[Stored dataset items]
------------------------------

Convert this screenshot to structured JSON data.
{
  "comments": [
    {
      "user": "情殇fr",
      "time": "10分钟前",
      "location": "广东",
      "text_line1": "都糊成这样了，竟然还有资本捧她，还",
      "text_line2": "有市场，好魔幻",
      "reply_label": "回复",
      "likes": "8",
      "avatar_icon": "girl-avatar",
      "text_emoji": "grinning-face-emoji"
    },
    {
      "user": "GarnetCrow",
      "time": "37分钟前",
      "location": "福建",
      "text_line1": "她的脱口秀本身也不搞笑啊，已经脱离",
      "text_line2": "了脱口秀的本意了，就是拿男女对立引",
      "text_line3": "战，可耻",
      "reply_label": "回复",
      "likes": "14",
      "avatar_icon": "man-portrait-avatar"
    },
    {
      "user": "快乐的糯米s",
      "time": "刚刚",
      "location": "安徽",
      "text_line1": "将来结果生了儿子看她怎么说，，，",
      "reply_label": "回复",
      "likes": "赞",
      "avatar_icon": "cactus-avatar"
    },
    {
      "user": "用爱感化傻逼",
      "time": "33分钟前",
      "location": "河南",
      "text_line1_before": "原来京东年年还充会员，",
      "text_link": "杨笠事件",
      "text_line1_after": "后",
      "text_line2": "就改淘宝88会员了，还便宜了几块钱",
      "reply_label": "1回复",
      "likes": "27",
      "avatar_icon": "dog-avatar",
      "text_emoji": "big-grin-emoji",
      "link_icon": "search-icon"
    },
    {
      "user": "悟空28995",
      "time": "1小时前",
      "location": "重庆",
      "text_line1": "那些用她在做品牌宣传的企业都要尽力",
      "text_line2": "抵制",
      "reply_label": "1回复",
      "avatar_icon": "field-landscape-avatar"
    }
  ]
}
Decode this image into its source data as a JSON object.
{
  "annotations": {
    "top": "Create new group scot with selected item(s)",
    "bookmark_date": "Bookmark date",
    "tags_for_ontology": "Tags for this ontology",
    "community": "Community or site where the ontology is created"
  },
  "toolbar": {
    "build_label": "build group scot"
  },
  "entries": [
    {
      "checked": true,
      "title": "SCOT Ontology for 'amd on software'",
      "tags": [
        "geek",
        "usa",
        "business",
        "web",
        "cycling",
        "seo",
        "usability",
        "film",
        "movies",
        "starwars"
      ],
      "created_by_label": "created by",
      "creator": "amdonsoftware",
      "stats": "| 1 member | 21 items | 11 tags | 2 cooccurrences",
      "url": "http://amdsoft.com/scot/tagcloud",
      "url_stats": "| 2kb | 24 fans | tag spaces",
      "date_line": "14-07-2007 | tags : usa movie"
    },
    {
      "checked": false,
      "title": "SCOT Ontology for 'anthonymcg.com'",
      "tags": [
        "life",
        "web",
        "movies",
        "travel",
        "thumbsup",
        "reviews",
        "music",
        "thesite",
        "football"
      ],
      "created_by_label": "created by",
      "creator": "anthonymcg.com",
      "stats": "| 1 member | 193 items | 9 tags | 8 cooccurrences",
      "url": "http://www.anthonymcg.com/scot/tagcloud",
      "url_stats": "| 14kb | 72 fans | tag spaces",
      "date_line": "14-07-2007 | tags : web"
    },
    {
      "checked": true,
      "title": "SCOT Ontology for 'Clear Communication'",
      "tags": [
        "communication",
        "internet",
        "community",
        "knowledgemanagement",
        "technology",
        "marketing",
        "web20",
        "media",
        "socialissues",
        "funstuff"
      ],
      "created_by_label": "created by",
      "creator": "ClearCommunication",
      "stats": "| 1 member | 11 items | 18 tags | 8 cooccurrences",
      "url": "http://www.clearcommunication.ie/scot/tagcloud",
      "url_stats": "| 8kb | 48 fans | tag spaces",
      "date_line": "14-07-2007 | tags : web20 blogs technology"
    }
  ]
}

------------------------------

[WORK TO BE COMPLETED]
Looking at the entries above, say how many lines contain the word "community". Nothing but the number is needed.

[RESPONSE BELOW]
2